Dal students receive course credit for protesting

Students studying in professor Robert Huish’s course “Development and Activism: Methods of Organization, Manifestation, and Dissent” must do more than just show up in class to earn a good grade; they must also actively participate in a political protest. Huish allocates 20% of each student’s final grade to an assignment that asks them to actively participate in and write a reflection on a protest. The course is required for students enrolled in international development studies at Dal, but also attracts a strong contingent from other departments. “I took a course with [Huish] last year and I knew it’s not just a lecture. There’s always outside-of-the-classroom activism and getting involved in the real world,” said one student. Huish says that he hopes that students find his course inspiring. “I think students after this course, no matter who they are, realize they can be an uninvited activist … and really make a change in the world.” CBC News

PSE leaders named to Women’s Executive Network’s list of Canada’s most powerful women

Canada’s PSE institutions are well-represented on the Women’s Executive Network’s (WXN) list of Canada’s most powerful women. Among those recognized is Sharon Carry, President of Bow Valley College. “The WXN recognized the great talent and skills of female leaders in diverse fields such as banking, journalism, higher education, health care, and not-for-profits, and I am truly honoured to be joining their ranks. At Bow Valley College all of our executive team are females, and I look forward to the day that such diversity is reflected in all Canadian companies,” Carry said. Gloria Jollymore, VP University Advancement at Mount Allison University was also recognized. “It is humbling to be recognized among this extraordinary group of women in Canada,” she said. Also appearing on the list are (in alphabetical order) Elizabeth Croft, Associate Dean of Education and Professional Development and NSERC Chair for Women in Science and Engineering, BC and Yukon Region, at UBC; Tracy Dahl, a sessional instructor at the Desautels Faculty of Music at the University of Manitoba; Janice Deakin, Provost at Western University; Julia Shin Doi, General Counsel and Secretary of the board of governors at Ryerson University; Julia Foster, Chair of the York University Board of Governors; Paula Gordon, professor at UBC; Zahra Kazem-Moussavi, Director of the biomedical engineering program and Canada Research Chair in biomedical engineering at the University of Manitoba; and Anne Sado, President of George Brown College. MTA News ReleaseBVC News Release | Full List

Faculty adjusting to growth in international enrolments

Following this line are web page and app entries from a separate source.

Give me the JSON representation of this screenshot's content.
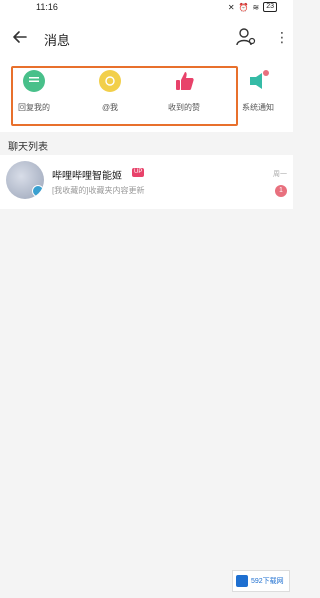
{
  "status": {
    "time": "11:16",
    "battery": "23"
  },
  "header": {
    "title": "消息"
  },
  "quick": [
    {
      "label": "回复我的",
      "color": "#48c08a",
      "icon": "chat-bubble-icon"
    },
    {
      "label": "@我",
      "color": "#f2cf4a",
      "icon": "at-icon"
    },
    {
      "label": "收到的赞",
      "color": "#e8426a",
      "icon": "thumbs-up-icon"
    },
    {
      "label": "系统通知",
      "color": "#35bba6",
      "icon": "speaker-icon"
    }
  ],
  "section": {
    "title": "聊天列表"
  },
  "chat": {
    "name": "哔哩哔哩智能姬",
    "tag": "UP",
    "message": "[我收藏的]收藏夹内容更新",
    "time": "周一",
    "unread": "1"
  },
  "watermark": {
    "text": "592下载网"
  }
}
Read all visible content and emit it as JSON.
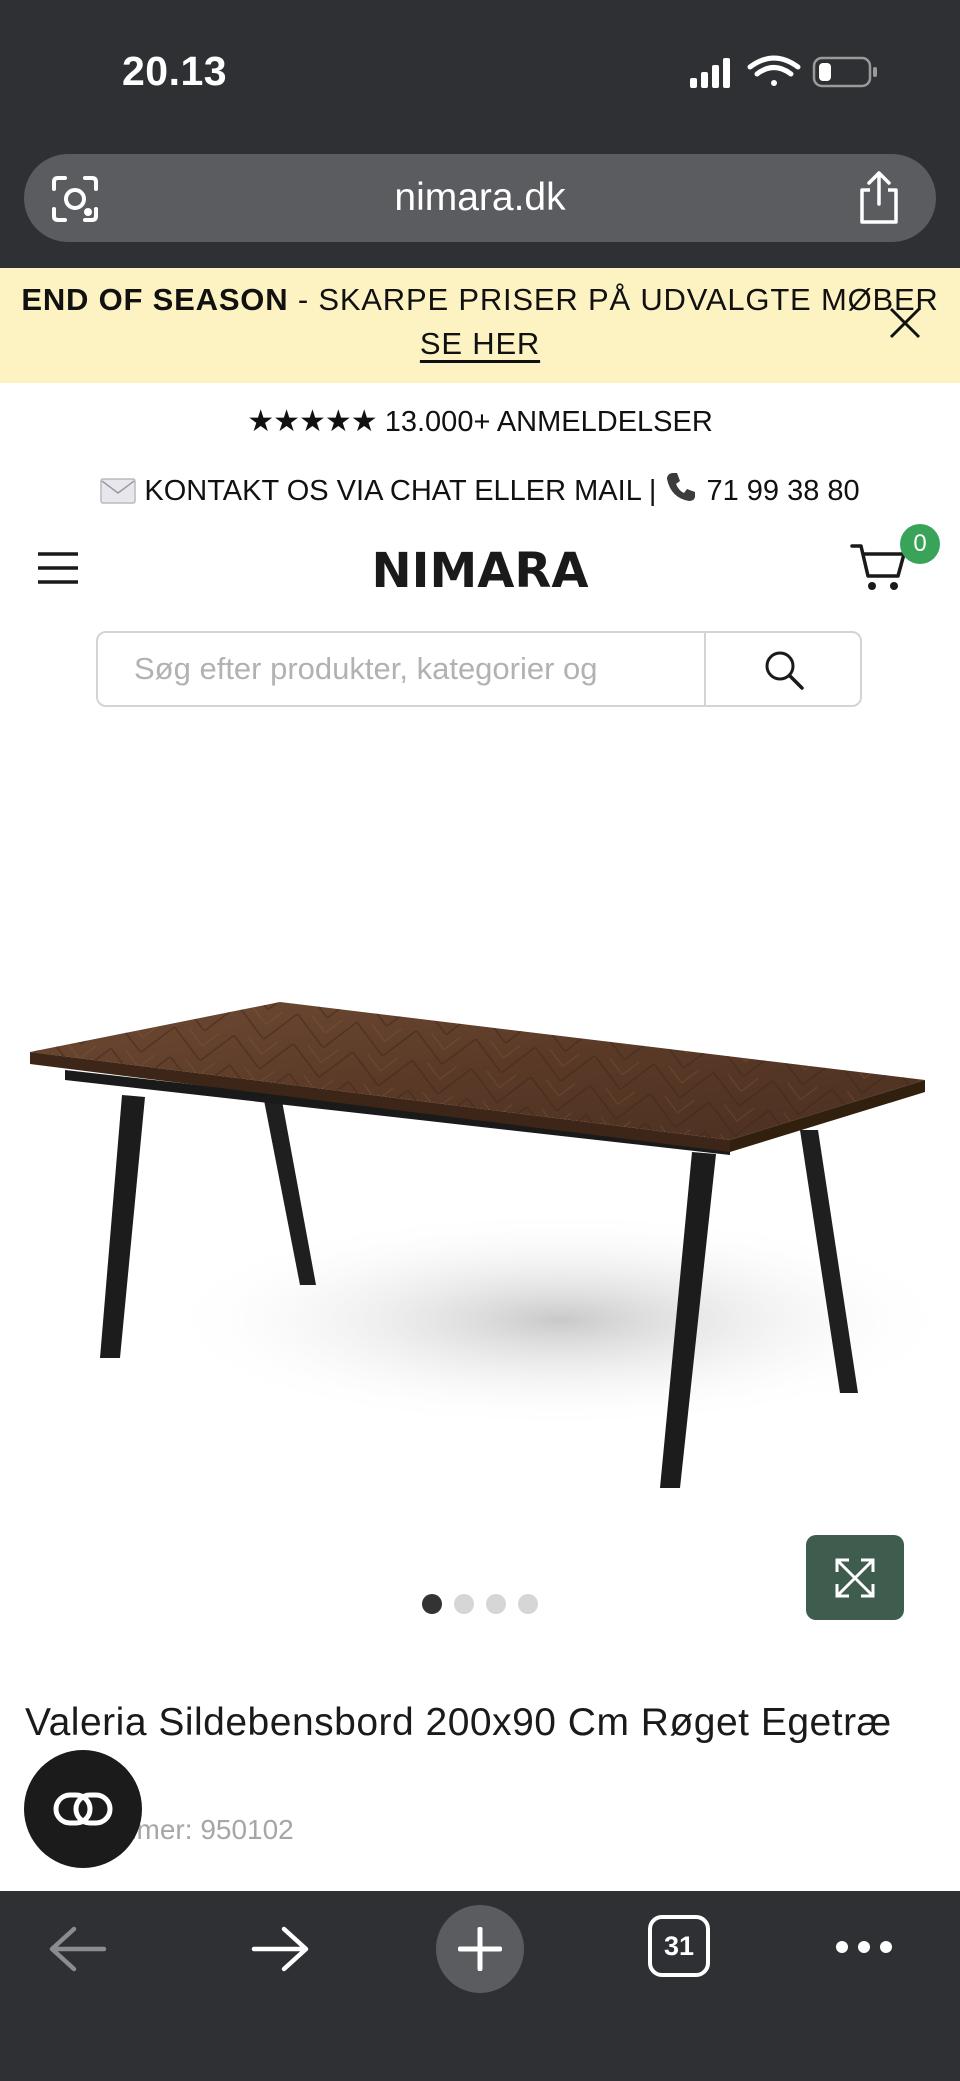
{
  "status_bar": {
    "time": "20.13"
  },
  "browser": {
    "url": "nimara.dk",
    "tab_count": "31"
  },
  "promo": {
    "bold": "END OF SEASON",
    "text": " - SKARPE PRISER PÅ UDVALGTE MØBER",
    "link": "SE HER"
  },
  "trust": {
    "stars": "★★★★★",
    "reviews": " 13.000+ ANMELDELSER",
    "contact": " KONTAKT OS VIA CHAT ELLER MAIL | ",
    "phone": " 71 99 38 80"
  },
  "header": {
    "logo": "NIMARA",
    "cart_count": "0"
  },
  "search": {
    "placeholder": "Søg efter produkter, kategorier og"
  },
  "gallery": {
    "image_count": 4,
    "active_index": 0
  },
  "product": {
    "title": "Valeria Sildebensbord 200x90 Cm Røget Egetræ",
    "sku": "Varenummer: 950102"
  },
  "colors": {
    "accent_green": "#3f5d4f",
    "badge_green": "#3aa35a",
    "promo_bg": "#fdf3c2",
    "chrome": "#2f3033"
  },
  "icons": [
    "lens-icon",
    "share-icon",
    "close-icon",
    "mail-icon",
    "phone-icon",
    "menu-icon",
    "cart-icon",
    "search-icon",
    "expand-icon",
    "chat-icon",
    "back-icon",
    "forward-icon",
    "plus-icon",
    "more-icon"
  ]
}
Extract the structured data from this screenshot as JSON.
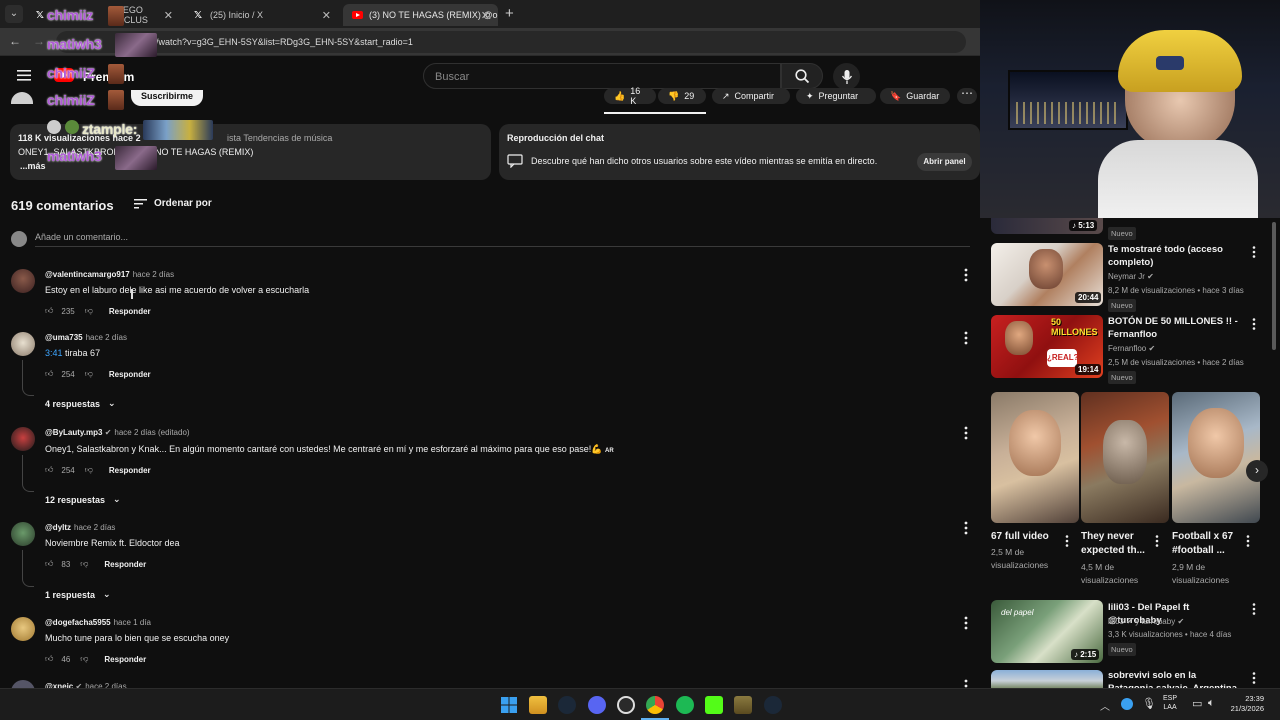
{
  "browser": {
    "tabs": [
      {
        "label": "JUEGO EXCLUS",
        "icon": "x"
      },
      {
        "label": "(25) Inicio / X",
        "icon": "x"
      },
      {
        "label": "(3) NO TE HAGAS (REMIX) @o",
        "icon": "youtube"
      }
    ],
    "url": "/watch?v=g3G_EHN-5SY&list=RDg3G_EHN-5SY&start_radio=1",
    "new_tab": "+"
  },
  "youtube": {
    "logo_text": "Premium",
    "search_placeholder": "Buscar",
    "subscribe_label": "Suscribirme",
    "likes": "16 K",
    "dislikes": "29",
    "share_label": "Compartir",
    "ask_label": "Preguntar",
    "save_label": "Guardar",
    "views_line": "118 K visualizaciones  hace 2",
    "playlist_text": "ista Tendencias de música",
    "artists_line": "ONEY1, SALASTKBRON",
    "song_line": "NO TE HAGAS (REMIX)",
    "more_label": "...más",
    "chat_replay_title": "Reproducción del chat",
    "chat_replay_desc": "Descubre qué han dicho otros usuarios sobre este vídeo mientras se emitía en directo.",
    "open_panel_label": "Abrir panel",
    "comments_count": "619 comentarios",
    "sort_label": "Ordenar por",
    "add_comment_placeholder": "Añade un comentario...",
    "reply_label": "Responder"
  },
  "overlays": [
    "chimiiz",
    "matiwh3",
    "chimiiZ",
    "chimiiZ",
    "ztample:",
    "matiwh3"
  ],
  "comments": [
    {
      "user": "@valentincamargo917",
      "time": "hace 2 días",
      "text": "Estoy en el laburo dele like asi me acuerdo de volver a escucharla",
      "likes": "235",
      "replies": ""
    },
    {
      "user": "@uma735",
      "time": "hace 2 días",
      "timestamp_link": "3:41",
      "text": "tiraba 67",
      "likes": "254",
      "replies": "4 respuestas"
    },
    {
      "user": "@ByLauty.mp3",
      "time": "hace 2 días (editado)",
      "text": "Oney1, Salastkabron y Knak... En algún momento cantaré con ustedes! Me centraré en mí y me esforzaré al máximo para que eso pase!💪",
      "tag": "AR",
      "likes": "254",
      "replies": "12 respuestas"
    },
    {
      "user": "@dyltz",
      "time": "hace 2 días",
      "text": "Noviembre Remix ft. Eldoctor dea",
      "likes": "83",
      "replies": "1 respuesta"
    },
    {
      "user": "@dogefacha5955",
      "time": "hace 1 día",
      "text": "Mucho tune para lo bien que se escucha oney",
      "likes": "46",
      "replies": ""
    },
    {
      "user": "@xneic",
      "time": "hace 2 días",
      "text": "",
      "likes": "",
      "replies": ""
    }
  ],
  "sidebar": {
    "top_partial": {
      "duration": "5:13",
      "badge": "Nuevo"
    },
    "videos": [
      {
        "title": "Te mostraré todo (acceso completo)",
        "channel": "Neymar Jr",
        "meta": "8,2 M de visualizaciones • hace 3 días",
        "badge": "Nuevo",
        "duration": "20:44"
      },
      {
        "title": "BOTÓN DE 50 MILLONES !! - Fernanfloo",
        "channel": "Fernanfloo",
        "meta": "2,5 M de visualizaciones • hace 2 días",
        "badge": "Nuevo",
        "duration": "19:14",
        "thumb_text": "50 MILLONES",
        "thumb_text2": "¿REAL?"
      },
      {
        "title": "lili03 - Del Papel ft @turrobaby",
        "channel": "lili03",
        "channel2": "y turrobaby",
        "meta": "3,3 K visualizaciones • hace 4 días",
        "badge": "Nuevo",
        "duration": "2:15",
        "thumb_text": "del papel"
      },
      {
        "title": "sobrevivi solo en la Patagonia salvaje, Argentina",
        "channel": "",
        "meta": "",
        "badge": "",
        "duration": ""
      }
    ],
    "shorts": [
      {
        "title": "67 full video",
        "meta": "2,5 M de visualizaciones"
      },
      {
        "title": "They never expected th...",
        "meta": "4,5 M de visualizaciones"
      },
      {
        "title": "Football x 67 #football ...",
        "meta": "2,9 M de visualizaciones"
      }
    ]
  },
  "taskbar": {
    "lang": "ESP",
    "lang2": "LAA",
    "time": "23:39",
    "date": "21/3/2026"
  },
  "colors": {
    "background": "#0f0f0f",
    "overlay_name": "#b05ad8",
    "link": "#3ea6ff",
    "youtube_red": "#ff0000"
  }
}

As the number of international students enrolled in US undergraduate and graduate programs continues to grow, faculty members must adjust their usual approach to the classroom. International students are often used to a different set of expectations in the classroom, and may be uncomfortable with things that many professors take for granted, such as in-class discussions, group work, asking questions of professors, or North American citation practices. “I don’t think we really understood the implications that [internationalization] would have on the ground level, on issues of curriculum and pedagogy, the differences in types of support international students would need,” said David Gowdey, Director of International Student and Scholar Services at the University of Denver. To meet these challenges, some institutions in the US like uDenver have developed new admissions policies, as well as courses to help international and domestic students build a common cultural understanding. uDenver also offers resources to faculty to help them better reach and understand international students. However, many challenges still remain, often around matters of assessment. Inside Higher Ed